“Zero Dark Thirty” arrives in theatres today (Friday, January 11, 2013) with the wind at is back and mired in controversy. The controversy came over the last few weeks as a limited release and advanced screenings had various lawmakers in Washington DC decrying the movie’s depictions of interrogations. The wind came yesterday when the movie received five Oscar nominations including Best Picture, Best Actress for Jessica Chastain and Best Original Screenplay for Mark Boal. In all honesty, it should have also seen a nomination for its director Kathryn Bigelow because she manages to pull of one of the rare feats in movie making. Everyone walking into the theatre knows how the movie is going to end, yet it is still very suspenseful and keeps you glued to the screen.
“Zero Dark Thirty” covers the ten year period between the 9/11 attacks and the killing of Osama Bin Laden. The story follows CIA operative Maya (Jessica Chastain) as she single-mindedly hunts for Bin Laden and those responsible for the attacks. We follow her from her early days as a new agent right up until Seal Team Six invades Bin Laden’s compound and kills him and it is a fascinating journey.

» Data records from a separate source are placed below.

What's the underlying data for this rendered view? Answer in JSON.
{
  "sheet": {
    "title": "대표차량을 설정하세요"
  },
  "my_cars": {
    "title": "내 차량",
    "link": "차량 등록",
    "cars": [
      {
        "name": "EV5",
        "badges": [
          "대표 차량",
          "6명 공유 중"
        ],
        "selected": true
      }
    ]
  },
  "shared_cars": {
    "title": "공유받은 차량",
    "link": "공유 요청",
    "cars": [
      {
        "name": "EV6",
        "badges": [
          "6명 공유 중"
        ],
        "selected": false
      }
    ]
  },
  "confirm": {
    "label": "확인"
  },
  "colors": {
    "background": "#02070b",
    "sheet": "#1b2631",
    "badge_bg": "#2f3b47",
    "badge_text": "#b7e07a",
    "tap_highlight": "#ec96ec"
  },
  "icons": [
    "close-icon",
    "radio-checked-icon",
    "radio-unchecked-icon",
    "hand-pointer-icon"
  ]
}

The story of Maya’s journey unfolds like the layers of artichoke being peeled back. Maya gathers intelligence, flies all over the world to follow up on clues and works with other operatives to extract information from detainees. The first time she witnesses an interrogation you can see the horror on her face. Part of the brilliance of the movie is that we learn about those doing the interrogations. Dan (Jason Clarke) is very good at his job interrogating detainees, but he is haunted by what he does and conflicted. He knows he is helping his country, but he doesn’t know if he is doing it the right way. As the years pass and Maya becomes a more seasoned agent she zeros in on Bin Laden, but the investigation has gone on for so long that she starts having trouble convincing others that she knows where he is and how to get to him. It becomes a case of her doing her job well, but having to convince others to trust her and believe in her.
Bigelow and Boal teamed up on Bigelow’s last movie, the brilliant “Hurt Locker” and they have struck gold again here. These two know how to craft a taut, suspenseful movie that gives you a lot of information, takes you to many locations, and yet is still not confusing. Chastain anchors a talented cast and it is her determination and focus that takes the audience by the hand and leads them into places they might not have wanted to go alone. Bigelow takes a large scale event (the 9/11 attack) which was followed by even bigger global events (the wars in Iraq and Afghanistan and the hunting of Bin Laden) and brings it all down to a personal level so you can connect with it emotionally. The affect is a haunting, superb film that at times might be hard to watch, but never ceases to be anything short of extraordinary.
I can’t say how accurate the interrogation scenes are or if the controversy is deserved or not, but I can say if you strip away that aspect of things and surrender yourself to the movie, Kathryn Bigelow and Mark Boal take you on a ten year journey through hell and you will thank them for it.
“Zero Dark Thirty” opens nationwide today.